Keep in mind, however, that the concept of mindful eating isn’t just about these five senses. To be fully in the moment, you must be comfortable in your environment as well. Simon suggests making the space where you eat conducive to your tastes, and somewhere that you want to be. “First, sit down at a table and shut off the TV,” she advises. “Then light some candles, open a window, whatever makes you feel good.” Avoiding television and other distractions will help you to fully focus on your meal. “When you read, read. When you eat, eat. Don’t read and eat,” she says.
Mindful eating isn’t a trendy weight-loss diet, and it has nothing to do with deprivation of food. “If you want a piece of pizza, and you know you’ll feel good physically and mentally after eating a slice, have one,” Simon suggests. Eating mindfully can help you enjoy these foods in moderation.

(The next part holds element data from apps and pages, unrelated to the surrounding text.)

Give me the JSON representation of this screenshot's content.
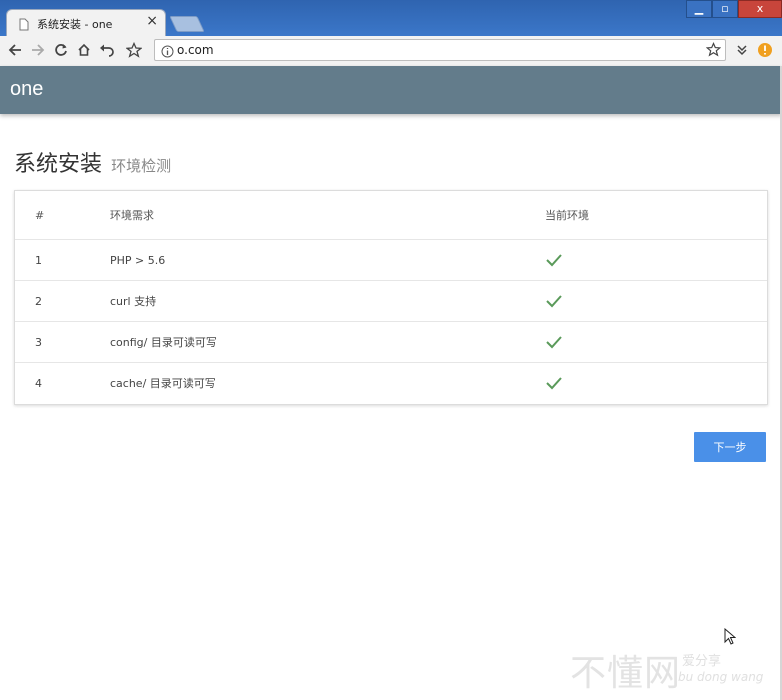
{
  "browser": {
    "tab_title": "系统安装 - one",
    "tab_close": "×",
    "address": "o.com",
    "window_buttons": [
      "▁",
      "▫",
      "x"
    ]
  },
  "app": {
    "title": "one"
  },
  "page": {
    "heading": "系统安装",
    "subheading": "环境检测"
  },
  "table": {
    "columns": [
      "#",
      "环境需求",
      "当前环境"
    ],
    "rows": [
      {
        "index": "1",
        "requirement": "PHP > 5.6",
        "status": "check"
      },
      {
        "index": "2",
        "requirement": "curl 支持",
        "status": "check"
      },
      {
        "index": "3",
        "requirement": "config/ 目录可读可写",
        "status": "check"
      },
      {
        "index": "4",
        "requirement": "cache/ 目录可读可写",
        "status": "check"
      }
    ]
  },
  "actions": {
    "next_label": "下一步"
  },
  "watermark": {
    "big": "不懂网",
    "small1": "爱分享",
    "small2": "bu dong wang"
  },
  "colors": {
    "header": "#637c8b",
    "button": "#4a90e8",
    "check": "#5a9a5a",
    "titlebar": "#2f64b0"
  },
  "icons": [
    "page-icon",
    "back-icon",
    "forward-icon",
    "reload-icon",
    "home-icon",
    "undo-icon",
    "star-icon",
    "info-icon",
    "menu-icon",
    "extension-icon",
    "check-icon",
    "cursor-icon"
  ]
}
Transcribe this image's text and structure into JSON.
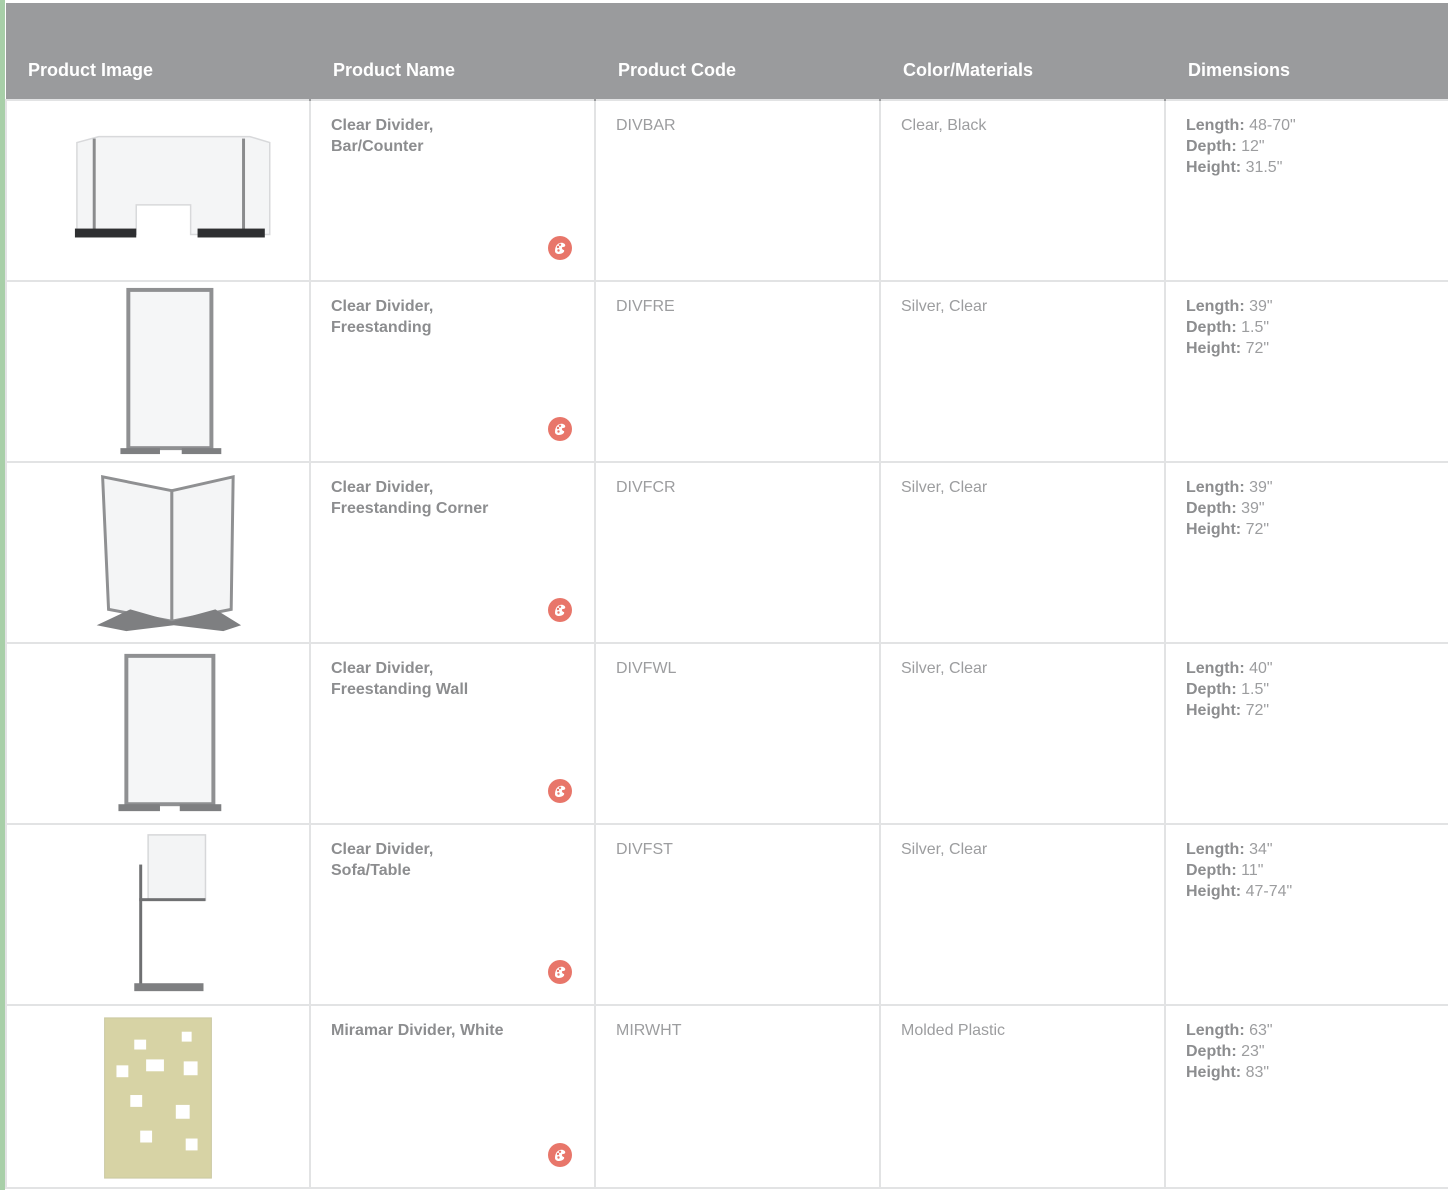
{
  "table": {
    "headers": [
      "Product Image",
      "Product Name",
      "Product Code",
      "Color/Materials",
      "Dimensions"
    ],
    "dim_labels": {
      "length": "Length:",
      "depth": "Depth:",
      "height": "Height:"
    },
    "rows": [
      {
        "name": "Clear Divider,\nBar/Counter",
        "code": "DIVBAR",
        "materials": "Clear, Black",
        "length": "48-70\"",
        "depth": "12\"",
        "height": "31.5\""
      },
      {
        "name": "Clear Divider,\nFreestanding",
        "code": "DIVFRE",
        "materials": "Silver, Clear",
        "length": "39\"",
        "depth": "1.5\"",
        "height": "72\""
      },
      {
        "name": "Clear Divider,\nFreestanding Corner",
        "code": "DIVFCR",
        "materials": "Silver, Clear",
        "length": "39\"",
        "depth": "39\"",
        "height": "72\""
      },
      {
        "name": "Clear Divider,\nFreestanding Wall",
        "code": "DIVFWL",
        "materials": "Silver, Clear",
        "length": "40\"",
        "depth": "1.5\"",
        "height": "72\""
      },
      {
        "name": "Clear Divider,\nSofa/Table",
        "code": "DIVFST",
        "materials": "Silver, Clear",
        "length": "34\"",
        "depth": "11\"",
        "height": "47-74\""
      },
      {
        "name": "Miramar Divider, White",
        "code": "MIRWHT",
        "materials": "Molded Plastic",
        "length": "63\"",
        "depth": "23\"",
        "height": "83\""
      }
    ]
  },
  "icons": {
    "palette": "palette-icon"
  },
  "colors": {
    "header_bg": "#9a9b9d",
    "accent_icon": "#e8766a",
    "left_rule": "#a8cfa8"
  }
}
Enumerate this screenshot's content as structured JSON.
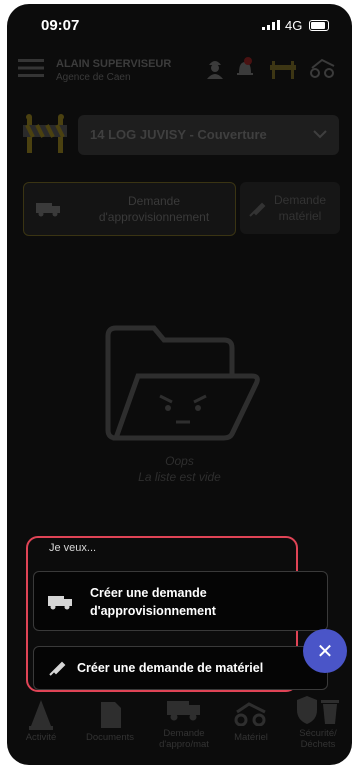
{
  "status_bar": {
    "time": "09:07",
    "network": "4G"
  },
  "header": {
    "user_name": "ALAIN SUPERVISEUR",
    "agency": "Agence de Caen"
  },
  "site_select": {
    "value": "14 LOG JUVISY - Couverture"
  },
  "tabs": [
    {
      "line1": "Demande",
      "line2": "d'approvisionnement"
    },
    {
      "line1": "Demande",
      "line2": "matériel"
    }
  ],
  "empty_state": {
    "title": "Oops",
    "message": "La liste est vide"
  },
  "action_menu": {
    "heading": "Je veux...",
    "option1_line1": "Créer une demande",
    "option1_line2": "d'approvisionnement",
    "option2": "Créer une demande de matériel"
  },
  "bottom_nav": [
    {
      "label": "Activité"
    },
    {
      "label": "Documents"
    },
    {
      "label_line1": "Demande",
      "label_line2": "d'appro/mat"
    },
    {
      "label": "Matériel"
    },
    {
      "label_line1": "Sécurité/",
      "label_line2": "Déchets"
    }
  ],
  "colors": {
    "accent": "#f2c21b",
    "highlight_box": "#e04456",
    "fab": "#4a55c8"
  }
}
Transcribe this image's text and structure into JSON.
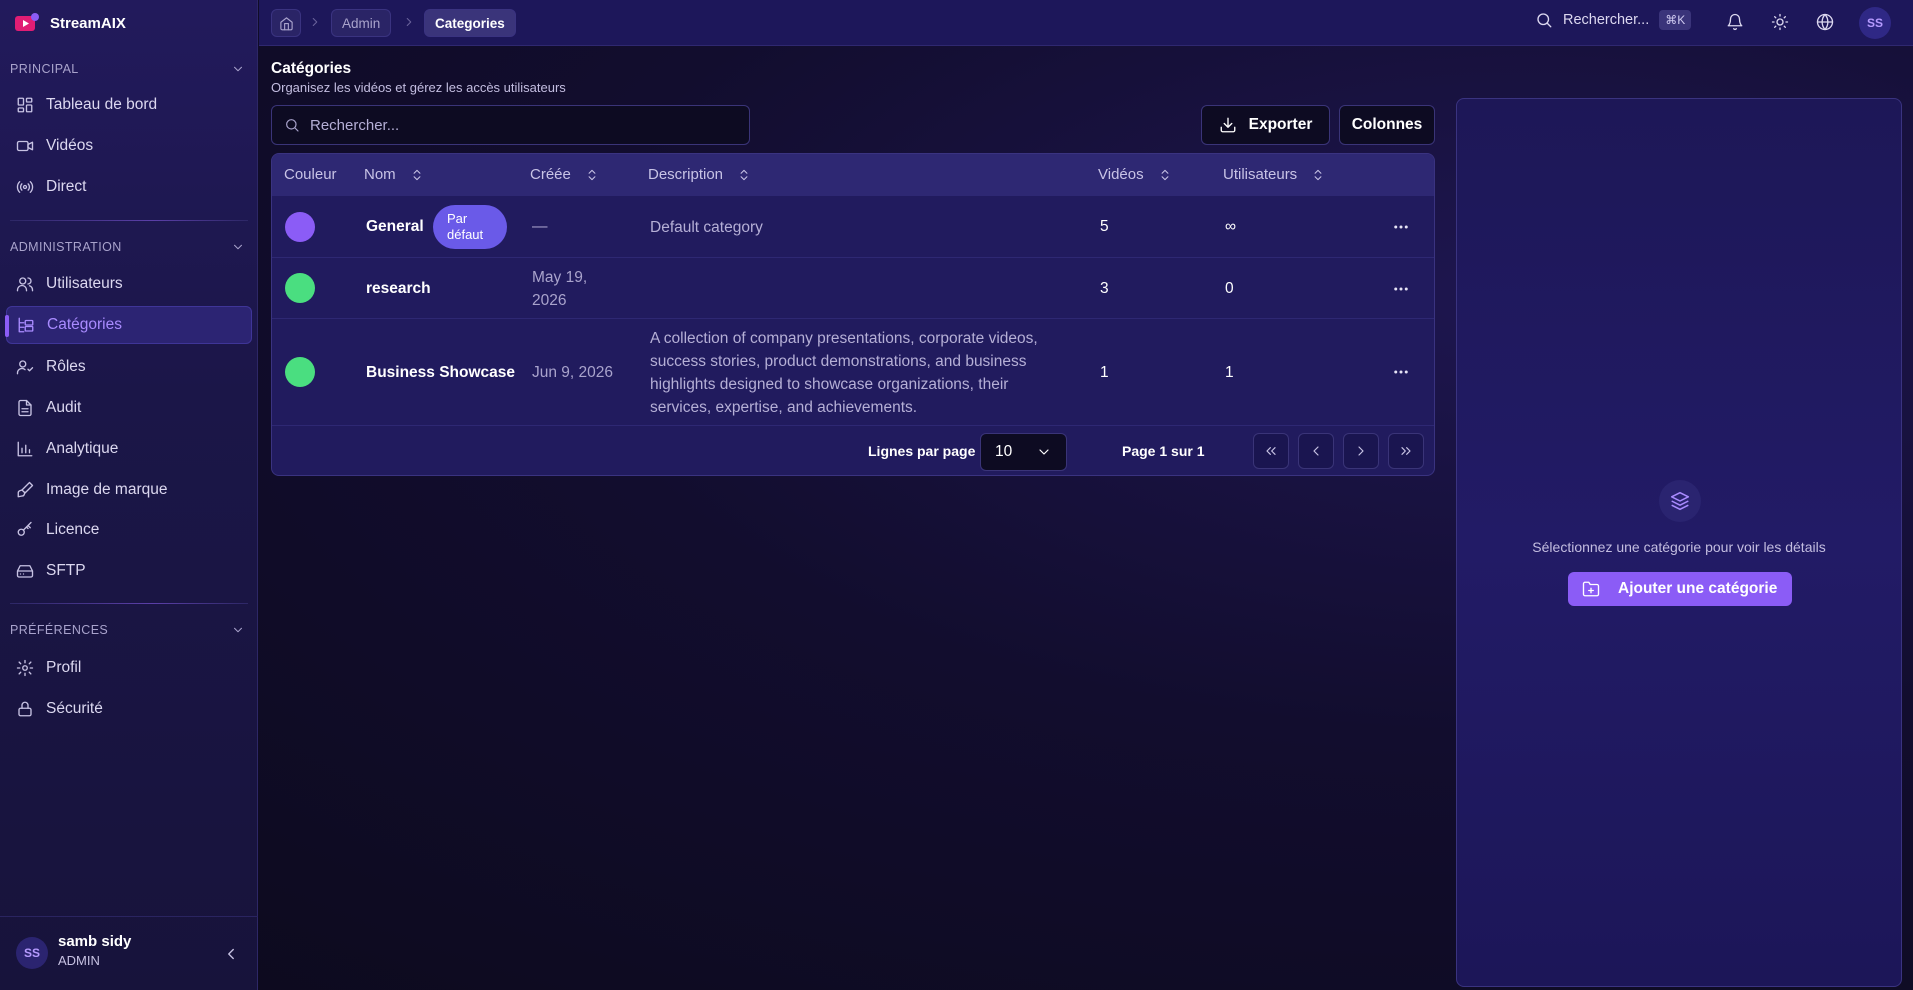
{
  "app": {
    "name": "StreamAIX"
  },
  "sidebar": {
    "sections": [
      {
        "title": "PRINCIPAL",
        "items": [
          {
            "label": "Tableau de bord",
            "icon": "dashboard-icon"
          },
          {
            "label": "Vidéos",
            "icon": "video-icon"
          },
          {
            "label": "Direct",
            "icon": "broadcast-icon"
          }
        ]
      },
      {
        "title": "ADMINISTRATION",
        "items": [
          {
            "label": "Utilisateurs",
            "icon": "users-icon"
          },
          {
            "label": "Catégories",
            "icon": "categories-icon",
            "active": true
          },
          {
            "label": "Rôles",
            "icon": "roles-icon"
          },
          {
            "label": "Audit",
            "icon": "audit-icon"
          },
          {
            "label": "Analytique",
            "icon": "chart-icon"
          },
          {
            "label": "Image de marque",
            "icon": "brush-icon"
          },
          {
            "label": "Licence",
            "icon": "key-icon"
          },
          {
            "label": "SFTP",
            "icon": "drive-icon"
          }
        ]
      },
      {
        "title": "PRÉFÉRENCES",
        "items": [
          {
            "label": "Profil",
            "icon": "gear-icon"
          },
          {
            "label": "Sécurité",
            "icon": "lock-icon"
          }
        ]
      }
    ],
    "user": {
      "initials": "SS",
      "name": "samb sidy",
      "role": "ADMIN"
    }
  },
  "topbar": {
    "breadcrumbs": [
      "Admin",
      "Categories"
    ],
    "search_label": "Rechercher...",
    "shortcut": "⌘K",
    "avatar_initials": "SS"
  },
  "page": {
    "title": "Catégories",
    "subtitle": "Organisez les vidéos et gérez les accès utilisateurs"
  },
  "toolbar": {
    "search_placeholder": "Rechercher...",
    "export_label": "Exporter",
    "columns_label": "Colonnes"
  },
  "table": {
    "headers": [
      "Couleur",
      "Nom",
      "Créée",
      "Description",
      "Vidéos",
      "Utilisateurs"
    ],
    "rows": [
      {
        "color": "#8b5cf6",
        "name": "General",
        "badge_line1": "Par",
        "badge_line2": "défaut",
        "created": "—",
        "description": "Default category",
        "videos": "5",
        "users": "∞"
      },
      {
        "color": "#4ade80",
        "name": "research",
        "created_line1": "May 19,",
        "created_line2": "2026",
        "description": "",
        "videos": "3",
        "users": "0"
      },
      {
        "color": "#4ade80",
        "name": "Business Showcase",
        "created": "Jun 9, 2026",
        "description": "A collection of company presentations, corporate videos, success stories, product demonstrations, and business highlights designed to showcase organizations, their services, expertise, and achievements.",
        "videos": "1",
        "users": "1"
      }
    ],
    "rows_per_page_label": "Lignes par page",
    "rows_per_page_value": "10",
    "page_info": "Page 1 sur 1"
  },
  "detail": {
    "empty_text": "Sélectionnez une catégorie pour voir les détails",
    "add_label": "Ajouter une catégorie"
  }
}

For some people, Simon says, cravings could be caused by emotional factors. There’s the possibility that a person craving chocolate could really just be upset and looking for a bit of comfort. Simon recommends asking yourself: Am I hungry — or just bored, stressed, angry, or sad? If you’re not truly hungry, try to refocus your energy on an activity you enjoy, such as painting, running, or reading. Junk food cravings can sometimes be quelled by substituting sweet fruits; try a fresh fruit salad with ingredients from a nearby farm stand instead of a sugar-loaded cupcake.
Since this way of eating might be a major lifestyle change for some, it could take a little while to get used to. Like meditation or any other mental practice that’s new, mindful eating involves breaking some old habits — a process that can be difficult to do. “It might take some time,” Simon admits, “but it’s wonderful once you get the hang of it.”
Food for Thought
The Center for Mindful Eating, a nonprofit organization based in New Hampshire, describes the following main ideas of eating mindfully on their Web site, www.tcme.org:
Mindful eating is:
- Allowing yourself to become aware of the positive and nurturing opportunities that are available through food preparation and consumption by respecting your own inner wisdom
- Choosing to eat food that is both pleasing to you and nourishing to your body by using all your senses to explore, savor, and taste
- Acknowledging responses to food (likes, neutral, or dislikes) without judgment
- Learning to be aware of physical hunger and satiety cues to guide your decision to begin eating and to stop eating